Hello, and thanks for reading my post. Putting my experiences in words is helpful for me, and I hope it is helpful for other chronic back pain sufferers.
I lived an active lifestyle growing up: tennis team, swim team, avid bike rider and something of an adventure seeker. I enrolled in university and rented a house in biking distance. I was an art major, and rode my bike balancing a heavy tackle box with supplies and large sketch pads to classes. About halfway to earning my degree, I designed and performed a performance art piece. I'd vaguely heard about correct ways to lift, but being young, strong and oblivious, I didn't think about back health. As part the piece I was chained to the leg of an incredibly heavy table, writhing to get free, and I twisted my body and lifted the table off the floor. I felt something indescribable in the lower half of my body, yet it was the end of the piece, I was adrenaline pumped, and I finished it off. After limping off set, the other students & instructor could see something was wrong and they sat me down to rest.
That's when it all began. I felt rested enough and tried to stand, but my legs would not move. I couldn't wiggle my toes. I tried to stand and collapsed to the floor in a heap. I was carried to the infirmary and given rest and medication. After a bit I could hardly move, so my aunt drove me home, where I stayed in bed a few days. I went to a specialist who said my problem was scoliosis. I was stunned. I had a friend with scoliosis and I couldn't understand how I could be in my 20's, never have it diagnosed, and have it brought on by sudden acute pain.

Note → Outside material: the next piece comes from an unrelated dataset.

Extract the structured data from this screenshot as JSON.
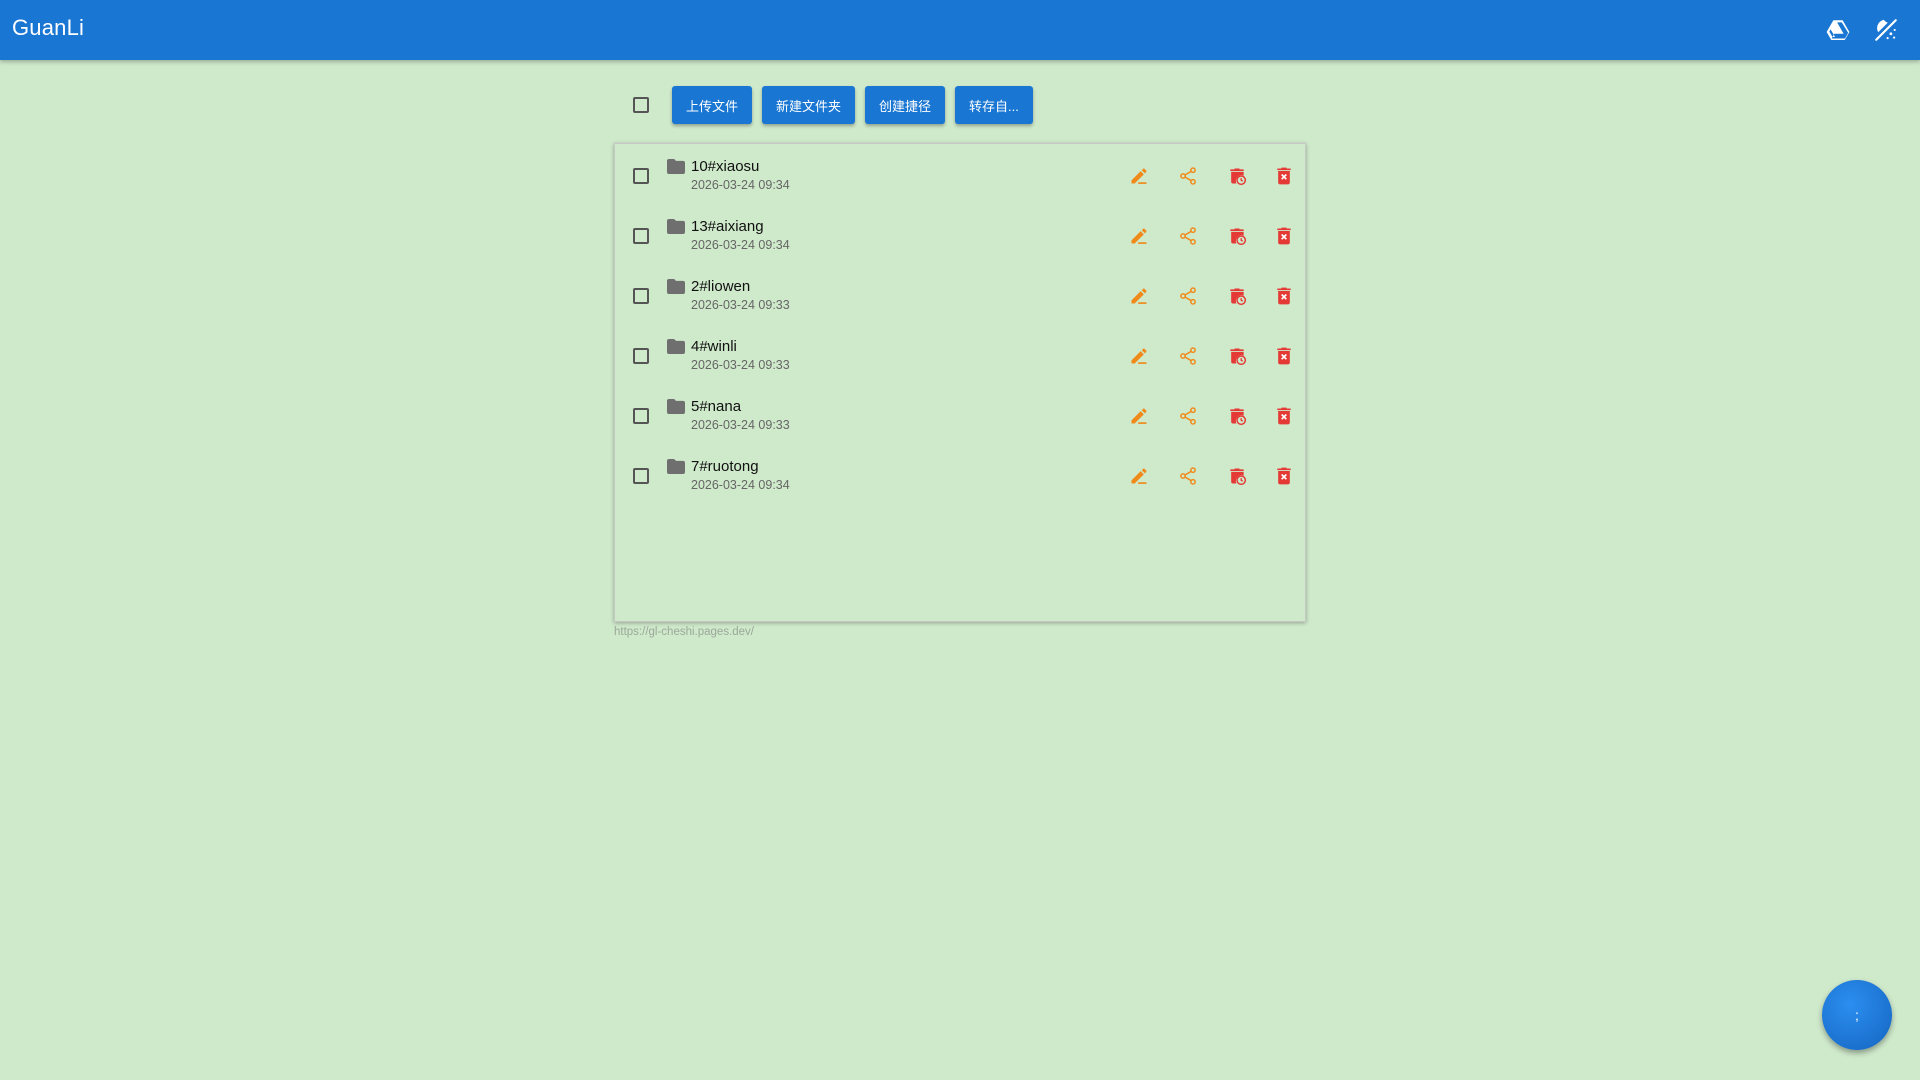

Being young and brought up to trust doctors, I didn't seek a second opinion. In a small town, I didn't know where I'd get one anyway. I took hydrocodone (Lortab, Vicodin) often for 2 years, until I graduated I moved to Houston. After a few months on my job and enduring terrible pain, I went to a top specialist. I did not (and do not) have scoliosis. I had a herniated disc.

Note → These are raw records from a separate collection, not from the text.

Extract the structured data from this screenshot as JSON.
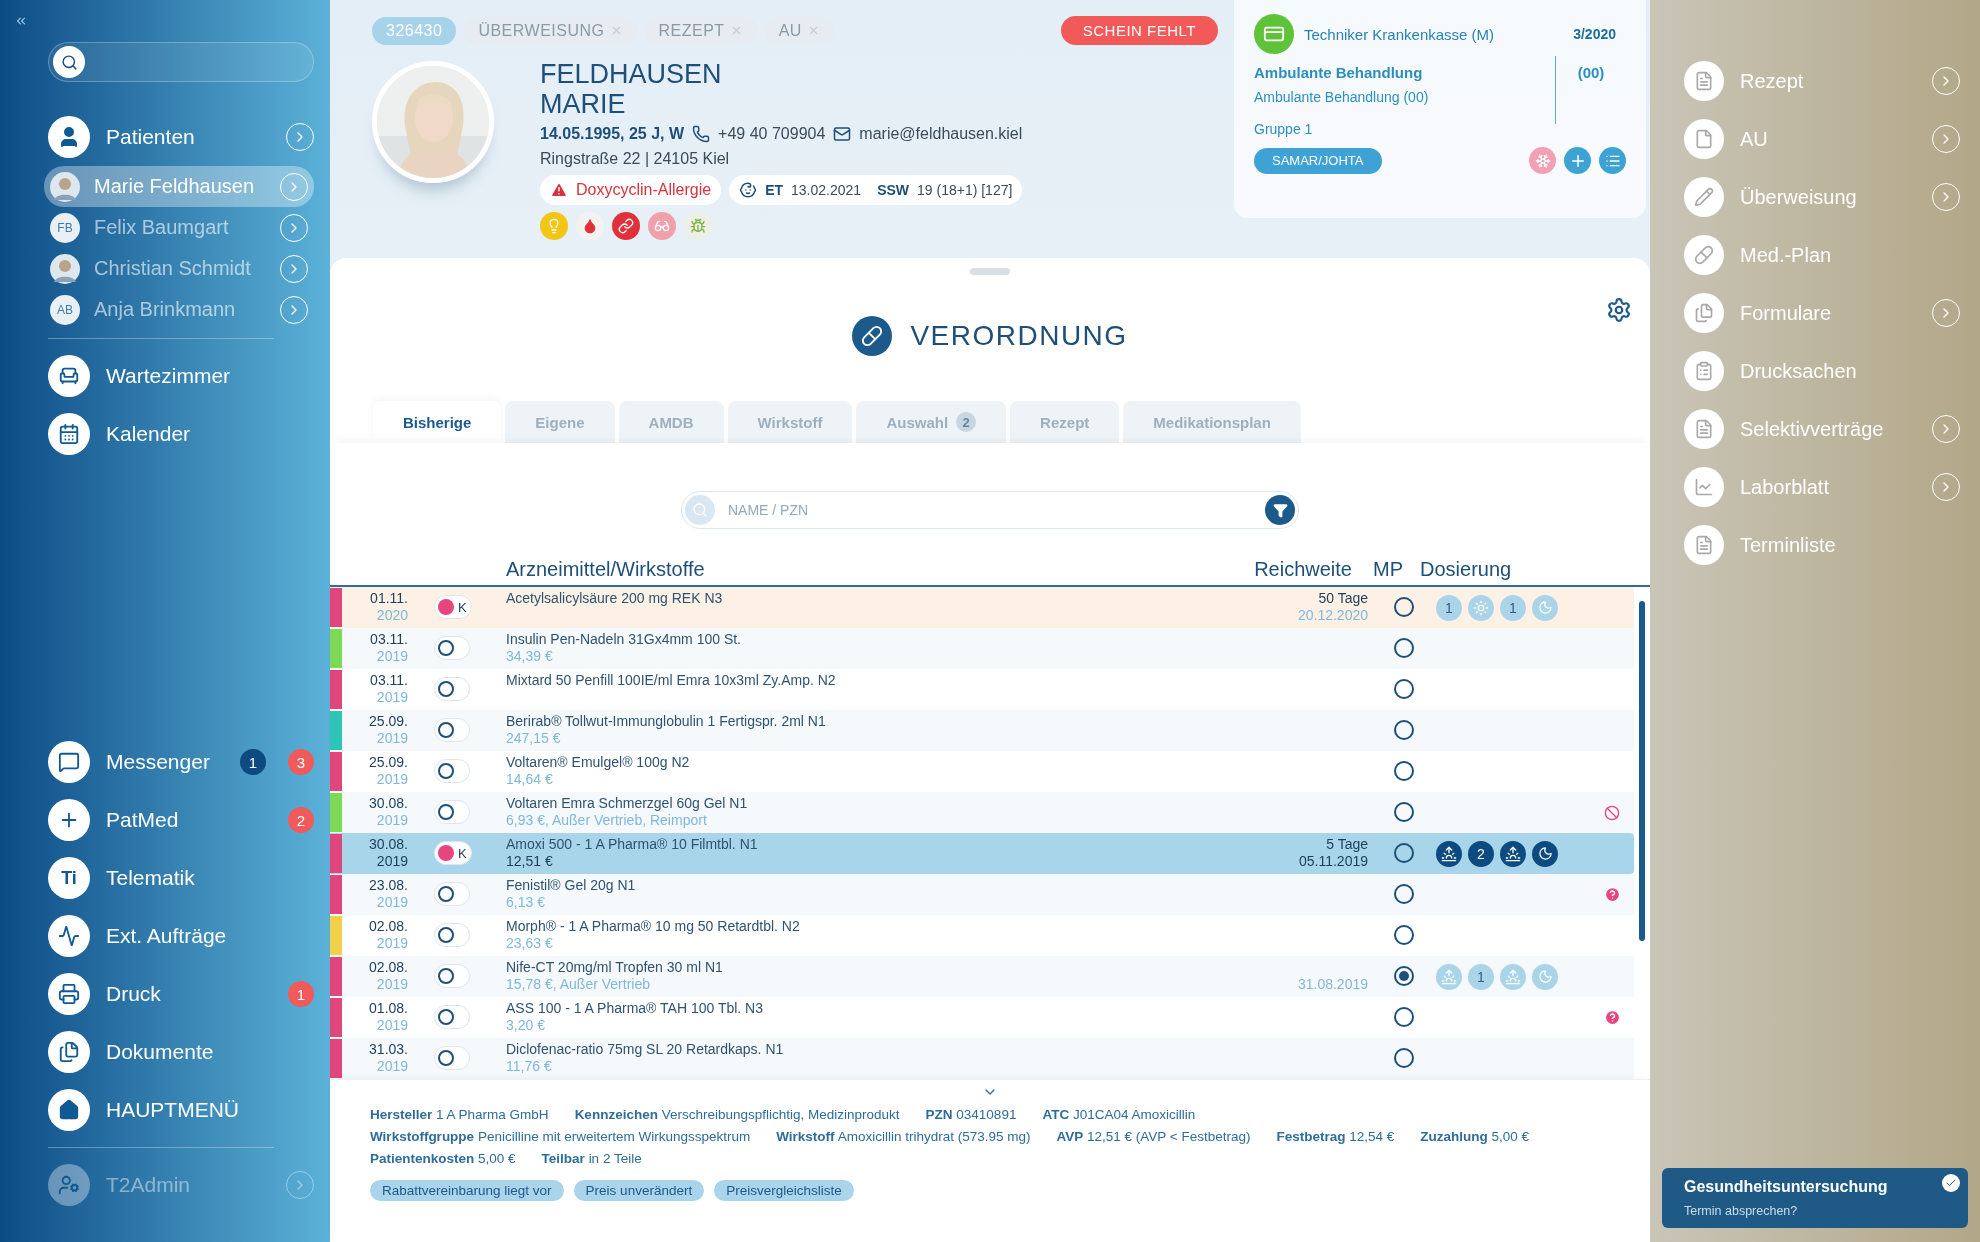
{
  "sidebar": {
    "patients_label": "Patienten",
    "patients": [
      {
        "name": "Marie Feldhausen",
        "selected": true
      },
      {
        "name": "Felix Baumgart",
        "kind": "initials",
        "initials": "FB",
        "selected": false
      },
      {
        "name": "Christian Schmidt",
        "selected": false
      },
      {
        "name": "Anja Brinkmann",
        "kind": "initials",
        "initials": "AB",
        "selected": false
      }
    ],
    "top_items": [
      {
        "label": "Wartezimmer"
      },
      {
        "label": "Kalender"
      }
    ],
    "bottom_items": [
      {
        "label": "Messenger",
        "badges": [
          {
            "text": "1",
            "color": "#0d4a80"
          },
          {
            "text": "3",
            "color": "#f05a5a"
          }
        ]
      },
      {
        "label": "PatMed",
        "badges": [
          {
            "text": "2",
            "color": "#f05a5a"
          }
        ]
      },
      {
        "label": "Telematik",
        "icon_text": "Ti"
      },
      {
        "label": "Ext. Aufträge"
      },
      {
        "label": "Druck",
        "badges": [
          {
            "text": "1",
            "color": "#f05a5a"
          }
        ]
      },
      {
        "label": "Dokumente"
      },
      {
        "label": "HAUPTMENÜ"
      }
    ],
    "admin": {
      "label": "T2Admin",
      "disabled": true
    }
  },
  "header": {
    "tags": [
      {
        "label": "326430",
        "kind": "id"
      },
      {
        "label": "ÜBERWEISUNG",
        "kind": "closable"
      },
      {
        "label": "REZEPT",
        "kind": "closable"
      },
      {
        "label": "AU",
        "kind": "closable"
      }
    ],
    "alert": "SCHEIN FEHLT",
    "last_name": "FELDHAUSEN",
    "first_name": "MARIE",
    "birth": "14.05.1995, 25 J, W",
    "phone": "+49 40 709904",
    "email": "marie@feldhausen.kiel",
    "address": "Ringstraße 22 | 24105 Kiel",
    "allergy": "Doxycyclin-Allergie",
    "pregnancy": {
      "et_label": "ET",
      "et": "13.02.2021",
      "ssw_label": "SSW",
      "ssw": "19 (18+1) [127]"
    }
  },
  "insurance": {
    "name": "Techniker Krankenkasse (M)",
    "quarter": "3/2020",
    "treatment_title": "Ambulante Behandlung",
    "code": "(00)",
    "treatment": "Ambulante Behandlung (00)",
    "group": "Gruppe 1",
    "button": "SAMAR/JOHTA"
  },
  "verordnung": {
    "title": "VERORDNUNG",
    "tabs": [
      {
        "label": "Bisherige",
        "selected": true
      },
      {
        "label": "Eigene",
        "selected": false
      },
      {
        "label": "AMDB",
        "selected": false
      },
      {
        "label": "Wirkstoff",
        "selected": false
      },
      {
        "label": "Auswahl",
        "count": "2",
        "selected": false
      },
      {
        "label": "Rezept",
        "selected": false
      },
      {
        "label": "Medikationsplan",
        "selected": false
      }
    ],
    "search_placeholder": "NAME / PZN",
    "columns": [
      "Arzneimittel/Wirkstoffe",
      "Reichweite",
      "MP",
      "Dosierung"
    ],
    "rows": [
      {
        "date": "01.11.",
        "year": "2020",
        "color": "#e0457b",
        "toggle": {
          "on": true,
          "label": "K"
        },
        "name": "Acetylsalicylsäure 200 mg REK N3",
        "range_days": "50 Tage",
        "range_until": "20.12.2020",
        "mp": false,
        "dosage": [
          {
            "kind": "count",
            "text": "1",
            "active": false
          },
          {
            "kind": "sun",
            "active": false
          },
          {
            "kind": "count",
            "text": "1",
            "active": false
          },
          {
            "kind": "moon",
            "active": false
          }
        ],
        "selected": false,
        "flagged": true
      },
      {
        "date": "03.11.",
        "year": "2019",
        "color": "#7ed957",
        "toggle": {
          "on": false
        },
        "name": "Insulin Pen-Nadeln 31Gx4mm 100 St.",
        "info": "34,39 €",
        "mp": false,
        "selected": false,
        "flagged": false
      },
      {
        "date": "03.11.",
        "year": "2019",
        "color": "#e0457b",
        "toggle": {
          "on": false
        },
        "name": "Mixtard 50 Penfill 100IE/ml Emra 10x3ml Zy.Amp. N2",
        "mp": false,
        "selected": false,
        "flagged": false
      },
      {
        "date": "25.09.",
        "year": "2019",
        "color": "#2ec4b6",
        "toggle": {
          "on": false
        },
        "name": "Berirab® Tollwut-Immunglobulin 1 Fertigspr. 2ml N1",
        "info": "247,15 €",
        "mp": false,
        "selected": false,
        "flagged": false
      },
      {
        "date": "25.09.",
        "year": "2019",
        "color": "#e0457b",
        "toggle": {
          "on": false
        },
        "name": "Voltaren® Emulgel® 100g N2",
        "info": "14,64 €",
        "mp": false,
        "selected": false,
        "flagged": false
      },
      {
        "date": "30.08.",
        "year": "2019",
        "color": "#7ed957",
        "toggle": {
          "on": false
        },
        "name": "Voltaren Emra Schmerzgel 60g Gel N1",
        "info": "6,93 €, Außer Vertrieb, Reimport",
        "mp": false,
        "marker": {
          "kind": "blocked"
        },
        "selected": false,
        "flagged": false
      },
      {
        "date": "30.08.",
        "year": "2019",
        "color": "#e0457b",
        "toggle": {
          "on": true,
          "label": "K"
        },
        "name": "Amoxi 500 - 1 A Pharma® 10 Filmtbl. N1",
        "info": "12,51 €",
        "range_days": "5 Tage",
        "range_until": "05.11.2019",
        "mp": false,
        "dosage": [
          {
            "kind": "sunrise",
            "active": true
          },
          {
            "kind": "count",
            "text": "2",
            "active": true
          },
          {
            "kind": "sunrise",
            "active": true
          },
          {
            "kind": "moon",
            "active": true
          }
        ],
        "selected": true,
        "flagged": false
      },
      {
        "date": "23.08.",
        "year": "2019",
        "color": "#e0457b",
        "toggle": {
          "on": false
        },
        "name": "Fenistil® Gel 20g N1",
        "info": "6,13 €",
        "mp": false,
        "marker": {
          "kind": "question"
        },
        "selected": false,
        "flagged": false
      },
      {
        "date": "02.08.",
        "year": "2019",
        "color": "#f2d04b",
        "toggle": {
          "on": false
        },
        "name": "Morph® - 1 A Pharma® 10 mg 50 Retardtbl. N2",
        "info": "23,63 €",
        "mp": false,
        "selected": false,
        "flagged": false
      },
      {
        "date": "02.08.",
        "year": "2019",
        "color": "#e0457b",
        "toggle": {
          "on": false
        },
        "name": "Nife-CT 20mg/ml Tropfen 30 ml N1",
        "info": "15,78 €, Außer Vertrieb",
        "range_until": "31.08.2019",
        "mp": true,
        "dosage": [
          {
            "kind": "sunrise",
            "active": false
          },
          {
            "kind": "count",
            "text": "1",
            "active": false
          },
          {
            "kind": "sunrise",
            "active": false
          },
          {
            "kind": "moon",
            "active": false
          }
        ],
        "selected": false,
        "flagged": false
      },
      {
        "date": "01.08.",
        "year": "2019",
        "color": "#e0457b",
        "toggle": {
          "on": false
        },
        "name": "ASS 100 - 1 A Pharma® TAH 100 Tbl. N3",
        "info": "3,20 €",
        "mp": false,
        "marker": {
          "kind": "question"
        },
        "selected": false,
        "flagged": false
      },
      {
        "date": "31.03.",
        "year": "2019",
        "color": "#e0457b",
        "toggle": {
          "on": false
        },
        "name": "Diclofenac-ratio 75mg SL 20 Retardkaps. N1",
        "info": "11,76 €",
        "mp": false,
        "selected": false,
        "flagged": false
      }
    ],
    "details": [
      [
        {
          "label": "Hersteller",
          "value": "1 A Pharma GmbH"
        },
        {
          "label": "Kennzeichen",
          "value": "Verschreibungspflichtig, Medizinprodukt"
        },
        {
          "label": "PZN",
          "value": "03410891"
        },
        {
          "label": "ATC",
          "value": "J01CA04 Amoxicillin"
        }
      ],
      [
        {
          "label": "Wirkstoffgruppe",
          "value": "Penicilline mit erweitertem Wirkungsspektrum"
        },
        {
          "label": "Wirkstoff",
          "value": "Amoxicillin trihydrat (573.95 mg)"
        },
        {
          "label": "AVP",
          "value": "12,51 € (AVP < Festbetrag)"
        },
        {
          "label": "Festbetrag",
          "value": "12,54 €"
        },
        {
          "label": "Zuzahlung",
          "value": "5,00 €"
        }
      ],
      [
        {
          "label": "Patientenkosten",
          "value": "5,00 €"
        },
        {
          "label": "Teilbar",
          "value": "in 2 Teile"
        }
      ]
    ],
    "chips": [
      "Rabattvereinbarung liegt vor",
      "Preis unverändert",
      "Preisvergleichsliste"
    ]
  },
  "right_sidebar": [
    {
      "label": "Rezept",
      "has_arrow": true
    },
    {
      "label": "AU",
      "has_arrow": true
    },
    {
      "label": "Überweisung",
      "has_arrow": true
    },
    {
      "label": "Med.-Plan",
      "has_arrow": false
    },
    {
      "label": "Formulare",
      "has_arrow": true
    },
    {
      "label": "Drucksachen",
      "has_arrow": false
    },
    {
      "label": "Selektivverträge",
      "has_arrow": true
    },
    {
      "label": "Laborblatt",
      "has_arrow": true
    },
    {
      "label": "Terminliste",
      "has_arrow": false
    }
  ],
  "notification": {
    "title": "Gesundheitsuntersuchung",
    "text": "Termin absprechen?"
  }
}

The doc performed a lumbar laminectomy in 1992 at L4-L5, and whilst working there, noticed I had spinal stenosis and cleaned out those 2 levels. I was relatively fine for 10 years. Occasionally taking hydrocodone. Then it came back, progressively worsening. I had several epidurals & facet blocks. At first they worked for 6-8 months, then lesser & lesser until a treatment only lasted a week or two. I had radio frequency ablation which made me feel worse. Failure. In 2009, living in Dayton, OH, I had spinal decompression by a doc in Columbus, OH. I turns out I have narrowing of the spinal cord in several places. The pain after the surgery lasted for 3 1/2 months, until I had facet block. another failure. I went to the top neurosurgeon in Dayton who showed me my images: osteophytes (bone spurs), spinal stenosis, my previously herniated disc bulging, enlarged ligaments in the spine putting pressure on the nerves...he declined to operate, stating he felt my acute problem was osteoarthritis of the hips.
Pain docs were turning me away, saying if injections didn't work, they couldn't (wouldn't) help me. No one would operate. My general physician wouldn't prescribe anything stronger than hydrocodone, which was useless. (I'd been prescribed Percocet off & on which helped somewhat) Out of desperation I drove 1.5 hours to a Kentucky suburb of Cincinnati to see a personal friend who is a rheumatologist. He prescribed several meds and referred me to a pain specialist he worked with whom he promised would not abandon me at the first or second procedure failure. That's what I needed to hear (and have). I underwent the practice's review process and was accepted as a patient. I met the doc, told him my story, and he was incredibly compassionate.
He immediately put me on a hefty dose of Percocet, promised not to abandon me - his group specializes in tough cases - and we discussed options. After undergoing a trial with a spinal cord stimulator (SCS), I decided to have it implanted permanently. I talked to people with SCS implants before hand and it seemed like a good fit. I'm glad I had the surgery. It does not replace pain medication, and they were up front about that, although it has decreased the frequency. If anyone wants to discuss SCS, feel free to contact me. It's made a big difference in my life.
So now I take Percocet (10/325) as needed, Tramadol on occasion, Robaxin (muscle relaxant), and I use my SCS. I have good days and bad days, but I can manage it. I walk almost daily and do home strengthening exercises. I used to participate in a water exercise class, and will be doing so again. I'm also in process of losing weight. Guys - that spare tire makes a big difference. When I was thinner, I had much less pain. After gaining, it's gotten worse. I also have a vibrating recliner, which is my happy spot.
So there's my story. I apologize I tend to be wordy. I'm on disability and have free time, so if you want to contact me, feel free. And if you're in pain and not getting adequate treatment, keep looking, keep trying! I had to go to a neighboring state to find the right doc, but it was worth it. This guy's a keeper.